* _YOUR ASSIGNMENT_:
Nothing but a number is wanted: the count of lines in the records below that include "background".

━━━ DATA EXTRACTS ━━━

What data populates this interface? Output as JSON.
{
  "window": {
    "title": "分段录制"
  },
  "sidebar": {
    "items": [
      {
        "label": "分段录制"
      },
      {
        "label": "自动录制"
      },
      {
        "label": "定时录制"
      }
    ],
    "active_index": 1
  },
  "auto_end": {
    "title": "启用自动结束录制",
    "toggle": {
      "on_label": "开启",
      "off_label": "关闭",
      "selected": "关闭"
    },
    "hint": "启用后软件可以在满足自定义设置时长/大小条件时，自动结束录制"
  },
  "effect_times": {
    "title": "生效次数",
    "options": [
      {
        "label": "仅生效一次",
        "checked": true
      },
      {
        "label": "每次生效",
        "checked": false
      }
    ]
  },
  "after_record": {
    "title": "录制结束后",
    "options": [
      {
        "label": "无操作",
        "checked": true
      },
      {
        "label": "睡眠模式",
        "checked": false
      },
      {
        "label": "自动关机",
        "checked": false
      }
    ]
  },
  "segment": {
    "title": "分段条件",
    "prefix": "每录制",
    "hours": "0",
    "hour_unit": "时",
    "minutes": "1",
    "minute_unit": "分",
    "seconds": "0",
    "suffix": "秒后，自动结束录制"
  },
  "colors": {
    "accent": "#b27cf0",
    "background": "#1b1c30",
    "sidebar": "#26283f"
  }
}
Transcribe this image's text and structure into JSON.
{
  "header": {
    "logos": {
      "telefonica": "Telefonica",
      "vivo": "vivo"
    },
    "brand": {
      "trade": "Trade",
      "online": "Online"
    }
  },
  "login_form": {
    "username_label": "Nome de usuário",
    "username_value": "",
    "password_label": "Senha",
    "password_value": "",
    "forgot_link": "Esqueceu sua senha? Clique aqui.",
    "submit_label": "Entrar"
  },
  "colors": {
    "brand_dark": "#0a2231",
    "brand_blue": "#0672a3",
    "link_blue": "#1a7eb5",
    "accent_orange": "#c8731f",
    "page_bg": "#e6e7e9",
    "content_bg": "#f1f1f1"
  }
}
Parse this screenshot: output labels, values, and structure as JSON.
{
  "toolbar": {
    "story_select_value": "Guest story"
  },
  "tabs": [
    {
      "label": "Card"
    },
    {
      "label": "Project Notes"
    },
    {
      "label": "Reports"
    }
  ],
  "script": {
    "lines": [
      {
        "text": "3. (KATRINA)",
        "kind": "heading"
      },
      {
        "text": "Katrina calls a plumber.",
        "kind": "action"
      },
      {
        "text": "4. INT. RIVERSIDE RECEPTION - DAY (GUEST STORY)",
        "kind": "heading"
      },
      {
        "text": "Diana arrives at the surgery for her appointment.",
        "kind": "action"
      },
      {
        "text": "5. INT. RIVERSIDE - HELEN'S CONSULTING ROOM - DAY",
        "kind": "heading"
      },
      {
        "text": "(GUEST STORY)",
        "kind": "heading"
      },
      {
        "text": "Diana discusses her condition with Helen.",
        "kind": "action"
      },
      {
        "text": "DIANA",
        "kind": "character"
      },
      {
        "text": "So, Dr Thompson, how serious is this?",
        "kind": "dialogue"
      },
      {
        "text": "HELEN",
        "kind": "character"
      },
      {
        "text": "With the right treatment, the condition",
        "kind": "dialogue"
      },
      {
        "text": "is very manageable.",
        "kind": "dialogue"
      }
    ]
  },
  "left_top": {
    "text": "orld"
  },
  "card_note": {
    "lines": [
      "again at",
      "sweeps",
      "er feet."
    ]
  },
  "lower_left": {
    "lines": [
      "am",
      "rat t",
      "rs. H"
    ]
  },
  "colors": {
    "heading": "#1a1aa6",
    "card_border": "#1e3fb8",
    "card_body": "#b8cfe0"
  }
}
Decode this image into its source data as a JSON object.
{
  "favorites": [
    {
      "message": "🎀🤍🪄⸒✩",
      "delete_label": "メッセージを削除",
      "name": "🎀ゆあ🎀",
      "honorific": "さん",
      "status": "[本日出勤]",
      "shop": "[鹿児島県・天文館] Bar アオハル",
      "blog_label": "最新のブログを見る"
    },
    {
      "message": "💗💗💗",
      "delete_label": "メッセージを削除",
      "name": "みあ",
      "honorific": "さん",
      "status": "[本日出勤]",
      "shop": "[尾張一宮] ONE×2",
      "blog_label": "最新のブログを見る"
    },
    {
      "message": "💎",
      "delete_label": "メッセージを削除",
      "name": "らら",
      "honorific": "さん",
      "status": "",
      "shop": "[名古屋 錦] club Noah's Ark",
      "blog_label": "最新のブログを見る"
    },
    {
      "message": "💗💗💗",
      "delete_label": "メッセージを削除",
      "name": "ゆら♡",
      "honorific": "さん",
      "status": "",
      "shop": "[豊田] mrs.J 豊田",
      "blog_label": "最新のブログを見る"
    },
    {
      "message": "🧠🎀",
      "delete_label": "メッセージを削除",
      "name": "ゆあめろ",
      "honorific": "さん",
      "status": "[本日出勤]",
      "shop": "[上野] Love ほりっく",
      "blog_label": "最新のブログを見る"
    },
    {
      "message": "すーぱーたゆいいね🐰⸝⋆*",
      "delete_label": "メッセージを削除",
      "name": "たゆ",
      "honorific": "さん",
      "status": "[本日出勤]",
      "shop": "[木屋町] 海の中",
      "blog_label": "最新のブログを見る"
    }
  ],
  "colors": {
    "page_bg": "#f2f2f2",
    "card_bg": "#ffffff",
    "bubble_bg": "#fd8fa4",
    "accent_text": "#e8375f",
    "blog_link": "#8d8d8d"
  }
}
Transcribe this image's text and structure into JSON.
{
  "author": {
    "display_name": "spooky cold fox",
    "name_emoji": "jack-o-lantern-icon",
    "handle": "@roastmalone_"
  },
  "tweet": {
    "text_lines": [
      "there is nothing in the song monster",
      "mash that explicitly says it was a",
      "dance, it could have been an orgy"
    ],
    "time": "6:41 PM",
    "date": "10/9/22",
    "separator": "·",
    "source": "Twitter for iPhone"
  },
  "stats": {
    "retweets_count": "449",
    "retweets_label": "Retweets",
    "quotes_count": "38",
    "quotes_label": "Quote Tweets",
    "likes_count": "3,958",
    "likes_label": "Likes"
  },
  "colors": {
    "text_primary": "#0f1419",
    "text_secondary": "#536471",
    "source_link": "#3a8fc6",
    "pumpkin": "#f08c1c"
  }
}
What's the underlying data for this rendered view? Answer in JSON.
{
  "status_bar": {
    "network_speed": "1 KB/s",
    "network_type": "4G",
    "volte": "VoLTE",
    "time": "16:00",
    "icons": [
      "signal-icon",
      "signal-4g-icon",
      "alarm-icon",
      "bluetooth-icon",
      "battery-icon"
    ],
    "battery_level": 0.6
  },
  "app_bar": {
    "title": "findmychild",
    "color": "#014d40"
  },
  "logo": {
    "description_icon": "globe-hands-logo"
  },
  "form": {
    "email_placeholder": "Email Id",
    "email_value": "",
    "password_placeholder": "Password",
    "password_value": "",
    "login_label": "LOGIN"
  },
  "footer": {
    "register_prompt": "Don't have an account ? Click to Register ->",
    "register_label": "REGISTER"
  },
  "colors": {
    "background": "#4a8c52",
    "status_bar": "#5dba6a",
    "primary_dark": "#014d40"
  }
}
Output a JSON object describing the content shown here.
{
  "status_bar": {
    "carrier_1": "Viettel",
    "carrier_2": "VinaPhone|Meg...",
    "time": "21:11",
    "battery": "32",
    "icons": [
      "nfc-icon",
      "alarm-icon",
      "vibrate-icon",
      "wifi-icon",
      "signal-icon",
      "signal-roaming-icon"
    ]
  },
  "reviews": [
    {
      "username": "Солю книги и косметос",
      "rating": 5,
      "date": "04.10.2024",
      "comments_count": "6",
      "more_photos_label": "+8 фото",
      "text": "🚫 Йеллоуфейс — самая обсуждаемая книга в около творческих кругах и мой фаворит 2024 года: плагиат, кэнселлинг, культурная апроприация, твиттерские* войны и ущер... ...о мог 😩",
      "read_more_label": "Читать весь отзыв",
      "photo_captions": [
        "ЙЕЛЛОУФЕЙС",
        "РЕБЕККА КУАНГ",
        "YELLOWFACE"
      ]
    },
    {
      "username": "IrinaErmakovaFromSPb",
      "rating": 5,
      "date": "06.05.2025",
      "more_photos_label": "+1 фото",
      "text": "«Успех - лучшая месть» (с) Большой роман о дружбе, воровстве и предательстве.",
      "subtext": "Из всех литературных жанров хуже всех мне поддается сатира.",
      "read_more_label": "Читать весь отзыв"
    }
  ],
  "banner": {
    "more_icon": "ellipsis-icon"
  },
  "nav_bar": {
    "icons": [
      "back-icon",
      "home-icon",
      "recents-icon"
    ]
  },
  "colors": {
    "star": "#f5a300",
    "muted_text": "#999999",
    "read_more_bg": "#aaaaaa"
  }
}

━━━

* _FINAL ANSWER_:
2